  • “I can’t hear you when you scream like that.”

  • “I’m going in the other room until you can talk instead of screaming.”

  • “If you’re going to scream and carry on like that when I won’t give you more candy, you can’t have candy at all.”

Although it may seem counter-intuitive at first, it’s actually more effective to react positively, emphasize your availability, and try not to distance yourself when your child loses it. As Dr. Martha Heineman Pieper explains, “The recommendations for handling temper tantrums overlook that they are expressions of misery and not manipulation, a wish for attention, or being spoiled. To outgrow them, children need their feelings recognized, comforting, and hugs, not isolation, disapproval, distraction, or punishment.”(1)


This approach, called “loving regulation,” allows parents to respond to their children’s out-of-control behaviors in a way that doesn’t interfere with their close, loving relationship. It focuses on validating a child’s feelings in the moment while comforting them and guiding them out of the situation that is making them upset.


Here are some other tips for what to do in the moment:


  • Stay as calm as possible, try to offer reassurance that you are there to help them feel better. You can say something like, “I see you are upset; I’ll stay with you until you begin to feel better.” Offer a hug. If it is rejected, you could say “If you change your mind I’m happy to give you a hug anytime.” Or you could try to offer a constructive alternative to whatever unfulfilled wish brought on the tantrum. Say something like “Would you like popcorn, we could make it together?” If your child doesn’t want the alternative, let them know that’s okay and you will stay with them until they begin to feel better. “It’s okay you don’t want to play that game. I’ll stay with you until you feel better.”

  • If your child becomes destructive and you must restrain him, try to hold him gently, in a positive and loving manner, while telling him that you love him and cannot allow him to hurt himself, anyone or anything, and that you will let go when he calms down and starts to feel better.


It can also be helpful to plan ahead so that you can help lessen the chance of a tantrum occurring.

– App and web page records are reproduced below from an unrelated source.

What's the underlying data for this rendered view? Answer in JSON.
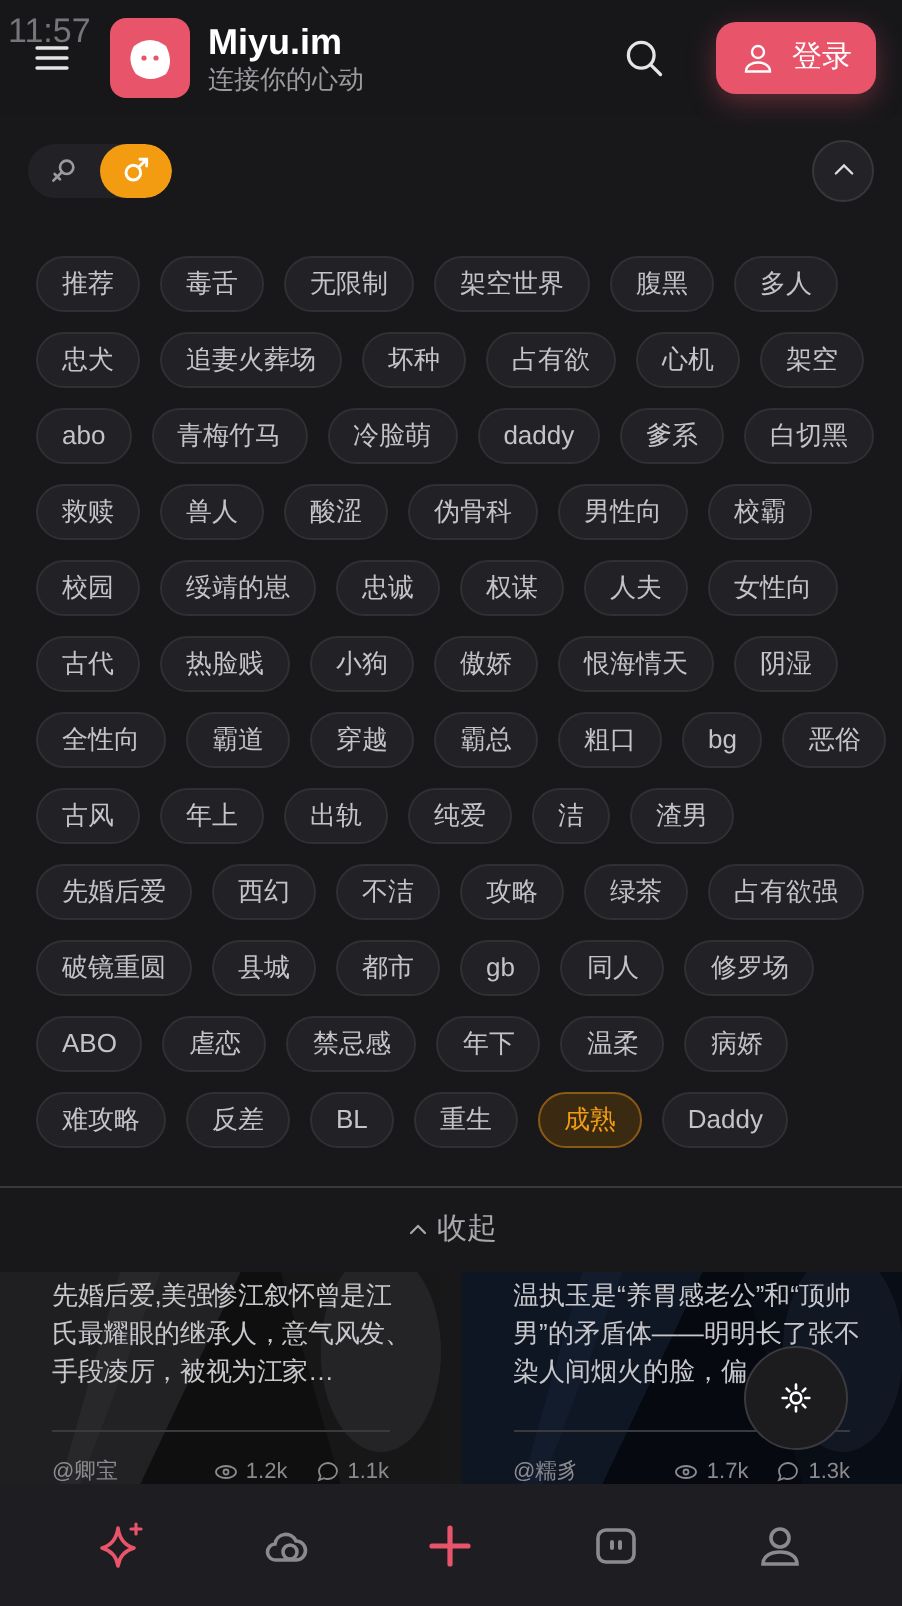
{
  "status_bar": {
    "time": "11:57"
  },
  "header": {
    "title": "Miyu.im",
    "subtitle": "连接你的心动",
    "login_button": "登录"
  },
  "gender_filter": [
    {
      "kind": "female",
      "selected": false
    },
    {
      "kind": "male",
      "selected": true
    }
  ],
  "tag_rows": [
    [
      {
        "label": "推荐",
        "selected": false
      },
      {
        "label": "毒舌",
        "selected": false
      },
      {
        "label": "无限制",
        "selected": false
      },
      {
        "label": "架空世界",
        "selected": false
      },
      {
        "label": "腹黑",
        "selected": false
      },
      {
        "label": "多人",
        "selected": false
      }
    ],
    [
      {
        "label": "忠犬",
        "selected": false
      },
      {
        "label": "追妻火葬场",
        "selected": false
      },
      {
        "label": "坏种",
        "selected": false
      },
      {
        "label": "占有欲",
        "selected": false
      },
      {
        "label": "心机",
        "selected": false
      },
      {
        "label": "架空",
        "selected": false
      }
    ],
    [
      {
        "label": "abo",
        "selected": false
      },
      {
        "label": "青梅竹马",
        "selected": false
      },
      {
        "label": "冷脸萌",
        "selected": false
      },
      {
        "label": "daddy",
        "selected": false
      },
      {
        "label": "爹系",
        "selected": false
      },
      {
        "label": "白切黑",
        "selected": false
      }
    ],
    [
      {
        "label": "救赎",
        "selected": false
      },
      {
        "label": "兽人",
        "selected": false
      },
      {
        "label": "酸涩",
        "selected": false
      },
      {
        "label": "伪骨科",
        "selected": false
      },
      {
        "label": "男性向",
        "selected": false
      },
      {
        "label": "校霸",
        "selected": false
      }
    ],
    [
      {
        "label": "校园",
        "selected": false
      },
      {
        "label": "绥靖的崽",
        "selected": false
      },
      {
        "label": "忠诚",
        "selected": false
      },
      {
        "label": "权谋",
        "selected": false
      },
      {
        "label": "人夫",
        "selected": false
      },
      {
        "label": "女性向",
        "selected": false
      }
    ],
    [
      {
        "label": "古代",
        "selected": false
      },
      {
        "label": "热脸贱",
        "selected": false
      },
      {
        "label": "小狗",
        "selected": false
      },
      {
        "label": "傲娇",
        "selected": false
      },
      {
        "label": "恨海情天",
        "selected": false
      },
      {
        "label": "阴湿",
        "selected": false
      }
    ],
    [
      {
        "label": "全性向",
        "selected": false
      },
      {
        "label": "霸道",
        "selected": false
      },
      {
        "label": "穿越",
        "selected": false
      },
      {
        "label": "霸总",
        "selected": false
      },
      {
        "label": "粗口",
        "selected": false
      },
      {
        "label": "bg",
        "selected": false
      },
      {
        "label": "恶俗",
        "selected": false
      }
    ],
    [
      {
        "label": "古风",
        "selected": false
      },
      {
        "label": "年上",
        "selected": false
      },
      {
        "label": "出轨",
        "selected": false
      },
      {
        "label": "纯爱",
        "selected": false
      },
      {
        "label": "洁",
        "selected": false
      },
      {
        "label": "渣男",
        "selected": false
      }
    ],
    [
      {
        "label": "先婚后爱",
        "selected": false
      },
      {
        "label": "西幻",
        "selected": false
      },
      {
        "label": "不洁",
        "selected": false
      },
      {
        "label": "攻略",
        "selected": false
      },
      {
        "label": "绿茶",
        "selected": false
      },
      {
        "label": "占有欲强",
        "selected": false
      }
    ],
    [
      {
        "label": "破镜重圆",
        "selected": false
      },
      {
        "label": "县城",
        "selected": false
      },
      {
        "label": "都市",
        "selected": false
      },
      {
        "label": "gb",
        "selected": false
      },
      {
        "label": "同人",
        "selected": false
      },
      {
        "label": "修罗场",
        "selected": false
      }
    ],
    [
      {
        "label": "ABO",
        "selected": false
      },
      {
        "label": "虐恋",
        "selected": false
      },
      {
        "label": "禁忌感",
        "selected": false
      },
      {
        "label": "年下",
        "selected": false
      },
      {
        "label": "温柔",
        "selected": false
      },
      {
        "label": "病娇",
        "selected": false
      }
    ],
    [
      {
        "label": "难攻略",
        "selected": false
      },
      {
        "label": "反差",
        "selected": false
      },
      {
        "label": "BL",
        "selected": false
      },
      {
        "label": "重生",
        "selected": false
      },
      {
        "label": "成熟",
        "selected": true
      },
      {
        "label": "Daddy",
        "selected": false
      }
    ]
  ],
  "collapse_button": "收起",
  "cards": [
    {
      "kind": "picture",
      "description": "先婚后爱,美强惨江叙怀曾是江氏最耀眼的继承人，意气风发、手段凌厉，被视为江家…",
      "author": "@卿宝",
      "views": "1.2k",
      "comments": "1.1k"
    },
    {
      "kind": "picture",
      "description": "温执玉是“养胃感老公”和“顶帅男”的矛盾体——明明长了张不染人间烟火的脸，偏",
      "author": "@糯豸",
      "views": "1.7k",
      "comments": "1.3k"
    }
  ],
  "bottom_nav": [
    {
      "kind": "discover",
      "selected": true
    },
    {
      "kind": "community",
      "selected": false
    },
    {
      "kind": "create"
    },
    {
      "kind": "messages",
      "selected": false
    },
    {
      "kind": "profile",
      "selected": false
    }
  ]
}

Here are some ways to do this:

  • Plan ahead to avoid triggers, such as hunger, fatigue, and frustration.

  • Try to give your child choices whenever possible. Let them choose between two acceptable choices, such as do you want to wear the green shirt or the blue one? Or do you want an apple or a banana?

  • Prepare for transitions, such as leaving the house or the playground, which can be difficult for children. Try to prepare them in advance that a transition is coming so they’re ready for it. For example, you could say, “When we get to the car, we’ll play your favorite song and sing together.”

  • Encourage constructive behavior by saying things like “I like that you came to me when you were upset.” or “It’s great that you found your teddy bear when you were getting frustrated.”


Keeping Tantrums in Perspective


Having a plan for handling tantrums when they occur can help ease your stress and help you respond to them effectively. It’s also helpful to manage your own feelings by remembering that your child isn’t having a tantrum on purpose to upset you. It’s not your fault that your child is having a tantrum but it is your responsibility to help her find her way through it. You can do this by staying calm, offering your patience, kindness, and comfort. When you do this, she will learn that going to a person who loves her for comfort helps her feel better.


As Drs. Martha Heineman Pieper and William J. Pieper explain, “The advantage of responding to your child’s tantrums or other upsets with loving regulation can be illustrated by an analogy from adulthood. Imagine yourself dissolved in tears in reaction to a terrible and devastating loss. Your spouse or best friend reacts by saying ‘I’m going into the next room to read my book until you stop crying. You can join me when you regain control of yourself.’ Next imagine your loved one saying, ‘I am so sorry you are unhappy. Let me give you a hug and help you feel better.’ Which response would you prefer? Your child would make the same choice if it were available to her.”


Sources:


Smart Love: The Comprehe